Material provided »
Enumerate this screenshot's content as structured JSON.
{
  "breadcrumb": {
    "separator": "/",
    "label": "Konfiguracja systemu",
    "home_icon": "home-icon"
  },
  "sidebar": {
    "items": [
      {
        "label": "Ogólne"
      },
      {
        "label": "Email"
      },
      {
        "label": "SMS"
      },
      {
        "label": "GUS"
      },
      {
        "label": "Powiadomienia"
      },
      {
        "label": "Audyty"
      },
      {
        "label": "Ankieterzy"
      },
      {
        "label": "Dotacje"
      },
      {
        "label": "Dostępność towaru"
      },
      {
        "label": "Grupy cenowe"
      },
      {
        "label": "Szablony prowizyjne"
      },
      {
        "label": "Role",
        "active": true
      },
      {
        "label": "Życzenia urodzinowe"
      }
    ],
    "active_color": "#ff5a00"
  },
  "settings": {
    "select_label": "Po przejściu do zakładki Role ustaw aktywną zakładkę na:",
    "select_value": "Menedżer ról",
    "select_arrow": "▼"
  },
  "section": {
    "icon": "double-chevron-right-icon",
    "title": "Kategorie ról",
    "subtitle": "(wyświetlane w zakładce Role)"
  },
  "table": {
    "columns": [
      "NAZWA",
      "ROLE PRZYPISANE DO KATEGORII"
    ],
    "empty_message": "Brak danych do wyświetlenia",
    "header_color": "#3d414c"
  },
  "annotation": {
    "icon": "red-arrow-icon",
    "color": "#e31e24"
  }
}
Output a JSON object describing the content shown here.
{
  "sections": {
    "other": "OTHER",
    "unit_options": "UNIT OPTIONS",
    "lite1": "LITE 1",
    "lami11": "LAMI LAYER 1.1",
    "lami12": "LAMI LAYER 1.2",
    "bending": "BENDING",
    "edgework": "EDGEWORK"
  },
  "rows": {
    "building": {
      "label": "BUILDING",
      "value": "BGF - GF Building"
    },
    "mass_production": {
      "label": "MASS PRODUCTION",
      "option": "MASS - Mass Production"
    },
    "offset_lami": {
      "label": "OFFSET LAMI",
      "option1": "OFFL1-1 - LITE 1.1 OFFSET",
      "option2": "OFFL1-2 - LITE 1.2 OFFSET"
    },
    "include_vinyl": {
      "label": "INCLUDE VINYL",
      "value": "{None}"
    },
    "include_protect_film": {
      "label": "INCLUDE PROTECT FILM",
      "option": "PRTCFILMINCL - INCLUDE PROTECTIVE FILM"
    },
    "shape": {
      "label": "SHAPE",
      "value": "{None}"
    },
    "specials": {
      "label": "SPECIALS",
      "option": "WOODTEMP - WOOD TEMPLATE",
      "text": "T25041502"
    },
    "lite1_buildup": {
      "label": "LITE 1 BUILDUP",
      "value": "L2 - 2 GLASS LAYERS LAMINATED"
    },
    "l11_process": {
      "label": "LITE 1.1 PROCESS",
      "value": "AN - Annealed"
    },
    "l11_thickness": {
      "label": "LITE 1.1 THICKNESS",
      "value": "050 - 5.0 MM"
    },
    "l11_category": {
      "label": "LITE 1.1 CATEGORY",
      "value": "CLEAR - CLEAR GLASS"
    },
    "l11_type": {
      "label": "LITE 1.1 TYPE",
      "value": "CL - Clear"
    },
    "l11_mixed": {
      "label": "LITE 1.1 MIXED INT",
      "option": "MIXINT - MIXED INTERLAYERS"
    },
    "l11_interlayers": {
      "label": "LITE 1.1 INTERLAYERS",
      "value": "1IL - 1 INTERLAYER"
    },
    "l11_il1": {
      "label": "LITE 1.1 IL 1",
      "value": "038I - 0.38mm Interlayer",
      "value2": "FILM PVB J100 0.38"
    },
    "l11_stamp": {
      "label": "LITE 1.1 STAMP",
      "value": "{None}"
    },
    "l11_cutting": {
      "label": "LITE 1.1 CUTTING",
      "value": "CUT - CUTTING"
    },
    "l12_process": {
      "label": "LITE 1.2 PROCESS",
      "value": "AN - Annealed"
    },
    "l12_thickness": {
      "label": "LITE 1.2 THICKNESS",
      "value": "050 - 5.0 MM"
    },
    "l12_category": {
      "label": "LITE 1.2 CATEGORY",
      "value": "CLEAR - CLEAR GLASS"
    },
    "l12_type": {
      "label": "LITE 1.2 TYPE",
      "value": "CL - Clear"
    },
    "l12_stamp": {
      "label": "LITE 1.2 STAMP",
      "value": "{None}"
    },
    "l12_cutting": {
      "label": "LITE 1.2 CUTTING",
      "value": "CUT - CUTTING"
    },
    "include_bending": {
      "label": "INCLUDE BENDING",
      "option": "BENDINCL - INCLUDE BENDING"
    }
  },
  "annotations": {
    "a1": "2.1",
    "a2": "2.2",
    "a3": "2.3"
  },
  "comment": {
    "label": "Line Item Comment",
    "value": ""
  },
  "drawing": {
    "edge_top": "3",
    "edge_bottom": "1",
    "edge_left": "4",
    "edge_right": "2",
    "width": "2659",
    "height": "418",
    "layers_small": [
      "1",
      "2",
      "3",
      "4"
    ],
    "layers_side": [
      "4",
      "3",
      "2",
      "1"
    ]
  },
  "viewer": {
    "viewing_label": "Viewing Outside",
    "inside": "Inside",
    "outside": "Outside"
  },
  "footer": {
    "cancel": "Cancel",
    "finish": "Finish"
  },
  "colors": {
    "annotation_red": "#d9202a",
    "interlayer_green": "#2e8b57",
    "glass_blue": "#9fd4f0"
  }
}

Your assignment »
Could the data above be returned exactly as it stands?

Exercise response »
Enumerate this screenshot's content as structured JSON.
{
  "breadcrumb": {
    "separator": "/",
    "label": "Konfiguracja systemu",
    "home_icon": "home-icon"
  },
  "sidebar": {
    "items": [
      {
        "label": "Ogólne"
      },
      {
        "label": "Email"
      },
      {
        "label": "SMS"
      },
      {
        "label": "GUS"
      },
      {
        "label": "Powiadomienia"
      },
      {
        "label": "Audyty"
      },
      {
        "label": "Ankieterzy"
      },
      {
        "label": "Dotacje"
      },
      {
        "label": "Dostępność towaru"
      },
      {
        "label": "Grupy cenowe"
      },
      {
        "label": "Szablony prowizyjne"
      },
      {
        "label": "Role",
        "active": true
      },
      {
        "label": "Życzenia urodzinowe"
      }
    ],
    "active_color": "#ff5a00"
  },
  "settings": {
    "select_label": "Po przejściu do zakładki Role ustaw aktywną zakładkę na:",
    "select_value": "Menedżer ról",
    "select_arrow": "▼"
  },
  "section": {
    "icon": "double-chevron-right-icon",
    "title": "Kategorie ról",
    "subtitle": "(wyświetlane w zakładce Role)"
  },
  "table": {
    "columns": [
      "NAZWA",
      "ROLE PRZYPISANE DO KATEGORII"
    ],
    "empty_message": "Brak danych do wyświetlenia",
    "header_color": "#3d414c"
  },
  "annotation": {
    "icon": "red-arrow-icon",
    "color": "#e31e24"
  }
}
Output a JSON object describing the content shown here.
{
  "sections": {
    "other": "OTHER",
    "unit_options": "UNIT OPTIONS",
    "lite1": "LITE 1",
    "lami11": "LAMI LAYER 1.1",
    "lami12": "LAMI LAYER 1.2",
    "bending": "BENDING",
    "edgework": "EDGEWORK"
  },
  "rows": {
    "building": {
      "label": "BUILDING",
      "value": "BGF - GF Building"
    },
    "mass_production": {
      "label": "MASS PRODUCTION",
      "option": "MASS - Mass Production"
    },
    "offset_lami": {
      "label": "OFFSET LAMI",
      "option1": "OFFL1-1 - LITE 1.1 OFFSET",
      "option2": "OFFL1-2 - LITE 1.2 OFFSET"
    },
    "include_vinyl": {
      "label": "INCLUDE VINYL",
      "value": "{None}"
    },
    "include_protect_film": {
      "label": "INCLUDE PROTECT FILM",
      "option": "PRTCFILMINCL - INCLUDE PROTECTIVE FILM"
    },
    "shape": {
      "label": "SHAPE",
      "value": "{None}"
    },
    "specials": {
      "label": "SPECIALS",
      "option": "WOODTEMP - WOOD TEMPLATE",
      "text": "T25041502"
    },
    "lite1_buildup": {
      "label": "LITE 1 BUILDUP",
      "value": "L2 - 2 GLASS LAYERS LAMINATED"
    },
    "l11_process": {
      "label": "LITE 1.1 PROCESS",
      "value": "AN - Annealed"
    },
    "l11_thickness": {
      "label": "LITE 1.1 THICKNESS",
      "value": "050 - 5.0 MM"
    },
    "l11_category": {
      "label": "LITE 1.1 CATEGORY",
      "value": "CLEAR - CLEAR GLASS"
    },
    "l11_type": {
      "label": "LITE 1.1 TYPE",
      "value": "CL - Clear"
    },
    "l11_mixed": {
      "label": "LITE 1.1 MIXED INT",
      "option": "MIXINT - MIXED INTERLAYERS"
    },
    "l11_interlayers": {
      "label": "LITE 1.1 INTERLAYERS",
      "value": "1IL - 1 INTERLAYER"
    },
    "l11_il1": {
      "label": "LITE 1.1 IL 1",
      "value": "038I - 0.38mm Interlayer",
      "value2": "FILM PVB J100 0.38"
    },
    "l11_stamp": {
      "label": "LITE 1.1 STAMP",
      "value": "{None}"
    },
    "l11_cutting": {
      "label": "LITE 1.1 CUTTING",
      "value": "CUT - CUTTING"
    },
    "l12_process": {
      "label": "LITE 1.2 PROCESS",
      "value": "AN - Annealed"
    },
    "l12_thickness": {
      "label": "LITE 1.2 THICKNESS",
      "value": "050 - 5.0 MM"
    },
    "l12_category": {
      "label": "LITE 1.2 CATEGORY",
      "value": "CLEAR - CLEAR GLASS"
    },
    "l12_type": {
      "label": "LITE 1.2 TYPE",
      "value": "CL - Clear"
    },
    "l12_stamp": {
      "label": "LITE 1.2 STAMP",
      "value": "{None}"
    },
    "l12_cutting": {
      "label": "LITE 1.2 CUTTING",
      "value": "CUT - CUTTING"
    },
    "include_bending": {
      "label": "INCLUDE BENDING",
      "option": "BENDINCL - INCLUDE BENDING"
    }
  },
  "annotations": {
    "a1": "2.1",
    "a2": "2.2",
    "a3": "2.3"
  },
  "comment": {
    "label": "Line Item Comment",
    "value": ""
  },
  "drawing": {
    "edge_top": "3",
    "edge_bottom": "1",
    "edge_left": "4",
    "edge_right": "2",
    "width": "2659",
    "height": "418",
    "layers_small": [
      "1",
      "2",
      "3",
      "4"
    ],
    "layers_side": [
      "4",
      "3",
      "2",
      "1"
    ]
  },
  "viewer": {
    "viewing_label": "Viewing Outside",
    "inside": "Inside",
    "outside": "Outside"
  },
  "footer": {
    "cancel": "Cancel",
    "finish": "Finish"
  },
  "colors": {
    "annotation_red": "#d9202a",
    "interlayer_green": "#2e8b57",
    "glass_blue": "#9fd4f0"
  }
}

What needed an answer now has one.